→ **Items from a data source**
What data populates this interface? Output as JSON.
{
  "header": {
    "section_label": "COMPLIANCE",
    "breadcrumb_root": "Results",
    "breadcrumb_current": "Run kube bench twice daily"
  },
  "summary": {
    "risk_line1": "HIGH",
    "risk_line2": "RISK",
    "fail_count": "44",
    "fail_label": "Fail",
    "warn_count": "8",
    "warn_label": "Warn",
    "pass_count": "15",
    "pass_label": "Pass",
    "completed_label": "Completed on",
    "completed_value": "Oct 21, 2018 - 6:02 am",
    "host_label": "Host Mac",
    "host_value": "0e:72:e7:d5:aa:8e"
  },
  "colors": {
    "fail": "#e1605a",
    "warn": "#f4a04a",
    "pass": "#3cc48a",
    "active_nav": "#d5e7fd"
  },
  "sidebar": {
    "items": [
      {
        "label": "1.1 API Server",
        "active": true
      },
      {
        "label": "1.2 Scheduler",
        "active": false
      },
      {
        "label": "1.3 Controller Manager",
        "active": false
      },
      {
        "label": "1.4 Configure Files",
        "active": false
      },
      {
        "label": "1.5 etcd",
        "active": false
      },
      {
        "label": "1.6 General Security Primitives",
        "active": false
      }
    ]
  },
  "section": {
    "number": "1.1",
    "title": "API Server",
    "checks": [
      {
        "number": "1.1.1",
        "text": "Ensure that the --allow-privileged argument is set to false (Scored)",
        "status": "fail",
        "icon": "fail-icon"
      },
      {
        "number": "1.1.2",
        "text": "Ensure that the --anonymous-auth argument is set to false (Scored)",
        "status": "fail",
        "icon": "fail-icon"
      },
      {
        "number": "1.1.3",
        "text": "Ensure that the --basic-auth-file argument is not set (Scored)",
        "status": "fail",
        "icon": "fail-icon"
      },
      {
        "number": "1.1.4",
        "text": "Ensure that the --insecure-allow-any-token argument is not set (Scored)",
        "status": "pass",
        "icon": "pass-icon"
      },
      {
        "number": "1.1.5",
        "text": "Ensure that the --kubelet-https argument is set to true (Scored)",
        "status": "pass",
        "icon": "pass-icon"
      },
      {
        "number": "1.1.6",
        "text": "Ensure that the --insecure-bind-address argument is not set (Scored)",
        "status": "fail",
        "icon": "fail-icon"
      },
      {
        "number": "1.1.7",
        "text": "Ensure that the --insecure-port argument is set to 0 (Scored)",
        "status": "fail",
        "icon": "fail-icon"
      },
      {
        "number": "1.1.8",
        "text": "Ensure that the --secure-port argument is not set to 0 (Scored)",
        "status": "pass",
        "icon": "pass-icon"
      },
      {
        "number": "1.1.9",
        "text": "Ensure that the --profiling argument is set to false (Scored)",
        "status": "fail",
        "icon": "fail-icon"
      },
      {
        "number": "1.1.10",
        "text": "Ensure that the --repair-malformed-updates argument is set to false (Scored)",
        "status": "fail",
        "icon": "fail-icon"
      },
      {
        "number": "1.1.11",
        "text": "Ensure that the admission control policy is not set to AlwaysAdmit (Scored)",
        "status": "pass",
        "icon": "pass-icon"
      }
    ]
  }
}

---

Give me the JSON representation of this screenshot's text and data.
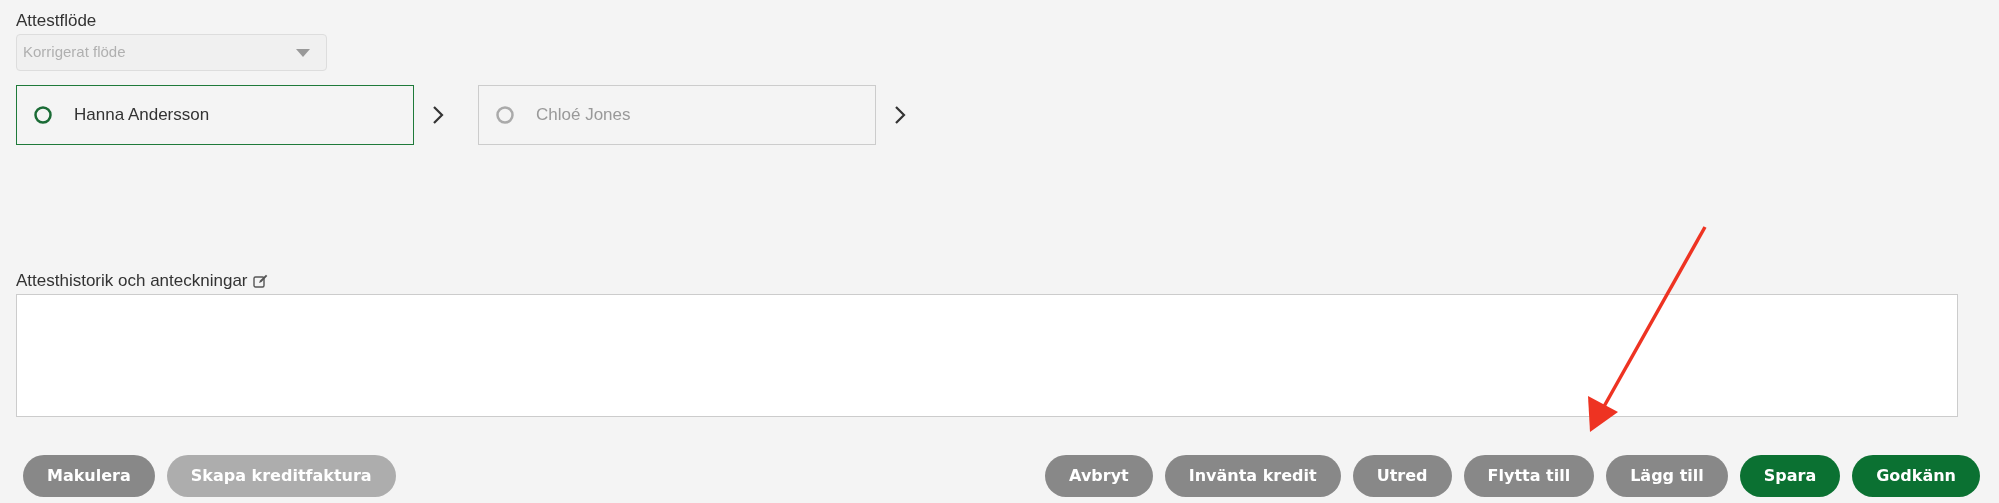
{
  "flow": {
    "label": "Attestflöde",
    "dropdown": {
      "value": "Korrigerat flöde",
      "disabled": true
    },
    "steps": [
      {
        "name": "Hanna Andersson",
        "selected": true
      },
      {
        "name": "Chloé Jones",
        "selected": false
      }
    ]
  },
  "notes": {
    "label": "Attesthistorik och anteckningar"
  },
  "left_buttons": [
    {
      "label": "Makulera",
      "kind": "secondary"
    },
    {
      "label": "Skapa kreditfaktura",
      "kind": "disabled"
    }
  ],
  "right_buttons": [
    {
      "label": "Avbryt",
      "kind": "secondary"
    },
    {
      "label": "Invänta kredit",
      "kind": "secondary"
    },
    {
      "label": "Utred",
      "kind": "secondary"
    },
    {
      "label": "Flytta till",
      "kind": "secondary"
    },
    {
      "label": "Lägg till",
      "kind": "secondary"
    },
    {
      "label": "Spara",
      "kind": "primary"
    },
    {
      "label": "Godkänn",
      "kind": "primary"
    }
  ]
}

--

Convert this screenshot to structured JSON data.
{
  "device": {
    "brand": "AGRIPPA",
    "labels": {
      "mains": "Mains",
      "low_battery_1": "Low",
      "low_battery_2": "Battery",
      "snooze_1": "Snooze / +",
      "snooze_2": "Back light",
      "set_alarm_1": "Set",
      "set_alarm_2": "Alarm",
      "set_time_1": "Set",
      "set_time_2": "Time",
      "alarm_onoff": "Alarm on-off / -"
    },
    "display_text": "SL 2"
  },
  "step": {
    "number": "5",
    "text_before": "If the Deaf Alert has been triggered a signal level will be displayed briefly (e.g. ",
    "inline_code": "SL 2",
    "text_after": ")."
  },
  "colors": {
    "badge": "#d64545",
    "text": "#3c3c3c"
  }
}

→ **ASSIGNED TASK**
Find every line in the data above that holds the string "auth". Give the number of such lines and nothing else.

→ **RESULT BELOW**
2